Mr. Brown then moved to Brooklyn and began a productive period contributing to The Onion’s A.V. Club, Skeptic magazine, Vanity Fair, True/Slant, The Huffington Post and more. He joined up with Enlighten the Vote, a political action committee supporting separation between church and state, as Director of Communications—culminating in an appearance on Fox News. He started to write his second book, then called Hot, Fat, and Clouded, a takedown of American pundits—which finally reached the public last year. In 2009 he envisioned Project PM as a means to improve the quality and accuracy of information in the blogosphere.
Then something fortuitous happened that would change the course of his life. While WikiLeaks was making landmark disclosures, in Australia, Anonymous launched its first protest directed against a government. As one who’d been thinking about what the Internet could do for social movements, Mr. Brown was rapt, and predicted that this development would have “significant consequences for the nation-state.” Over the course of the next year he became more involved. This is where his skills really shined: he was far too effective as a strategist, organizing people, delegating tasks, and distributing information. For his role in the ongoing cyber revolution, the state wants Barrett Brown stopped.

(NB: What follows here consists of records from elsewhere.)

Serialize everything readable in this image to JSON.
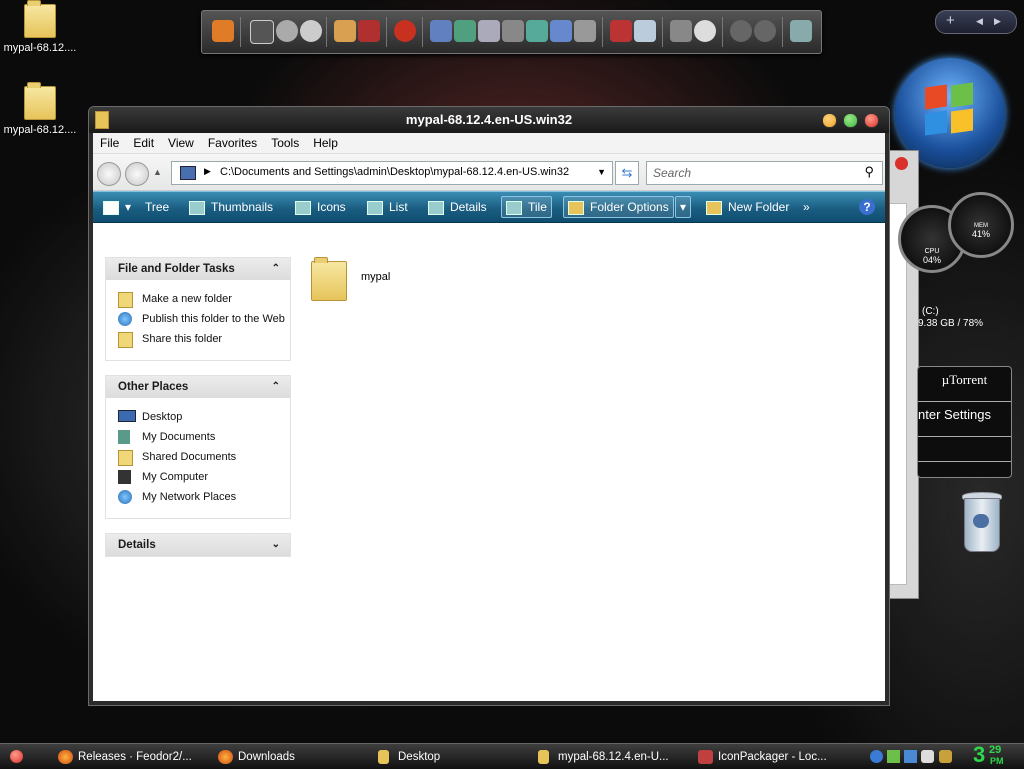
{
  "desktop": {
    "icons": [
      {
        "label": "mypal-68.12...."
      },
      {
        "label": "mypal-68.12...."
      }
    ]
  },
  "window": {
    "title": "mypal-68.12.4.en-US.win32",
    "menu": [
      "File",
      "Edit",
      "View",
      "Favorites",
      "Tools",
      "Help"
    ],
    "address": "C:\\Documents and Settings\\admin\\Desktop\\mypal-68.12.4.en-US.win32",
    "search_placeholder": "Search",
    "toolbar": {
      "tree": "Tree",
      "thumbnails": "Thumbnails",
      "icons": "Icons",
      "list": "List",
      "details": "Details",
      "tile": "Tile",
      "folder_options": "Folder Options",
      "new_folder": "New Folder",
      "more": "»",
      "help": "?"
    },
    "tasks_panel": {
      "title": "File and Folder Tasks",
      "items": [
        "Make a new folder",
        "Publish this folder to the Web",
        "Share this folder"
      ]
    },
    "places_panel": {
      "title": "Other Places",
      "items": [
        "Desktop",
        "My Documents",
        "Shared Documents",
        "My Computer",
        "My Network Places"
      ]
    },
    "details_panel": {
      "title": "Details"
    },
    "files": [
      {
        "name": "mypal"
      }
    ]
  },
  "widgets": {
    "gauge_cpu_label": "CPU",
    "gauge_cpu_value": "04%",
    "gauge_mem_label": "MEM",
    "gauge_mem_value": "41%",
    "drive_label": "(C:)",
    "drive_value": "9.38 GB / 78%",
    "utorrent_title": "µTorrent",
    "utorrent_item": "nter Settings"
  },
  "taskbar": {
    "tasks": [
      "Releases · Feodor2/...",
      "Downloads",
      "Desktop",
      "mypal-68.12.4.en-U...",
      "IconPackager - Loc..."
    ],
    "clock_hour": "3",
    "clock_min": "29",
    "clock_ampm": "PM"
  },
  "colors": {
    "toolbar_blue": "#1b5e82",
    "clock_green": "#2fd84a",
    "close_red": "#d9302b",
    "minimize_amber": "#e8a32a",
    "maximize_green": "#3cbd3c"
  }
}
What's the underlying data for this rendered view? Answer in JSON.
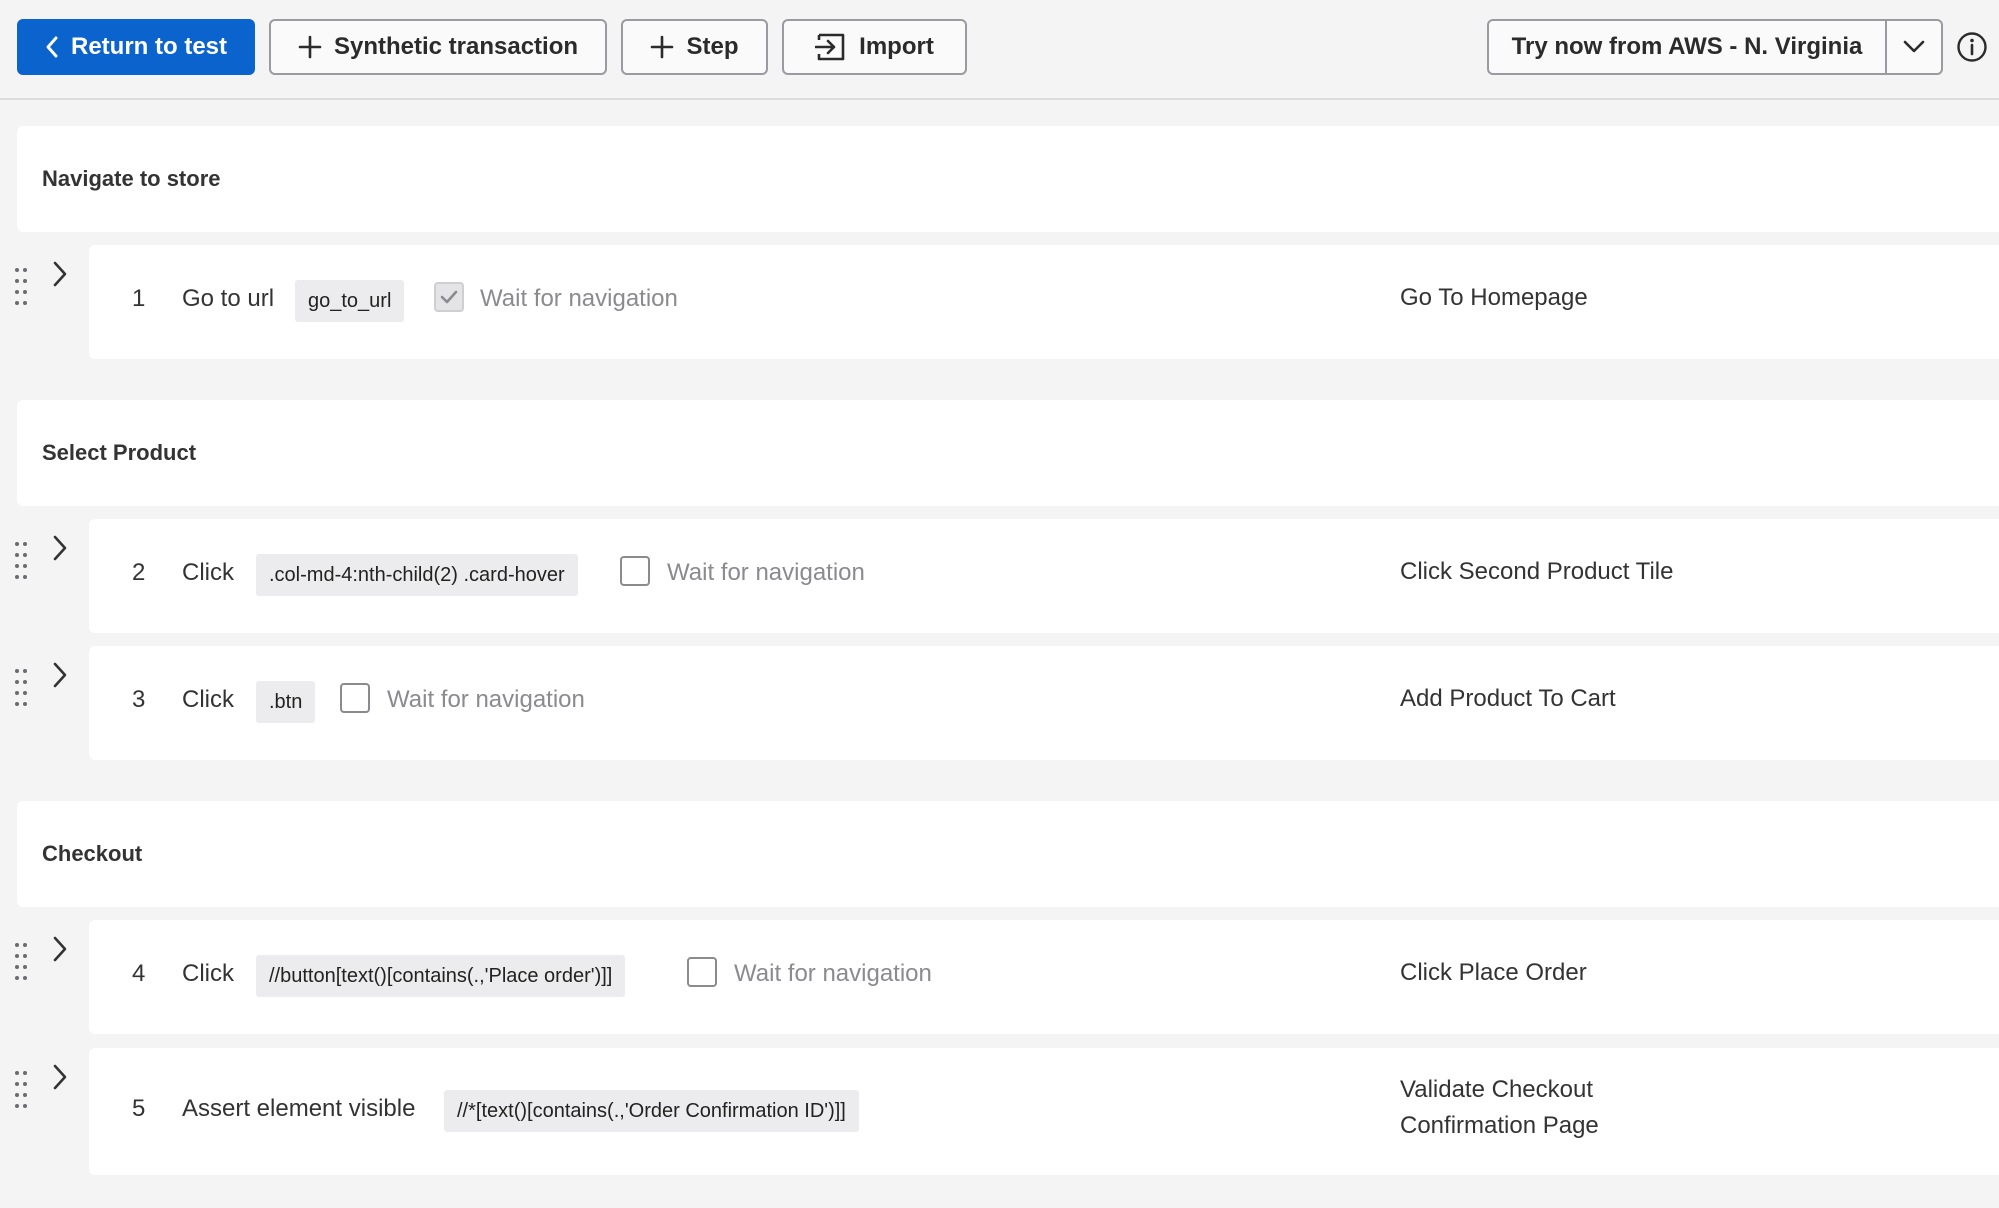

But through it all, he holds onto that humor and wit which he had to begin with, fascinating followers with hilarious, improvised mumbled remarks, in venues as varied as RT or live TinyChat sessions. He was funny, hyperbolic, and irreverent, and became impossible to dismiss as a personality on the online activism scene—whether you loved or hated him. The FBI didn’t find his passionate rant about their investigation of him and his mother all that humorous, though. So they threw him in jail, turning a gonzo journalist into a political prisoner. But his ability to keep on finding amusement in his situation, and to make others laugh, really comes through within the many brilliant pieces he’s written from behind bars.
This is all to say that the US government does not appreciate satire. They claim to support free speech, and pledge that they won’t lock up journalists, yet the First Amendment was deeply compromised in the copious charges against Barrett Brown that have kept him imprisoned for so long. On Thursday, the government will argue that Brown is not a serious journalist, even though writing has been his sole source of income since he was a teenager. It’s important that we don’t believe them. Regardless of what happens, Brown will continue to do what he does best.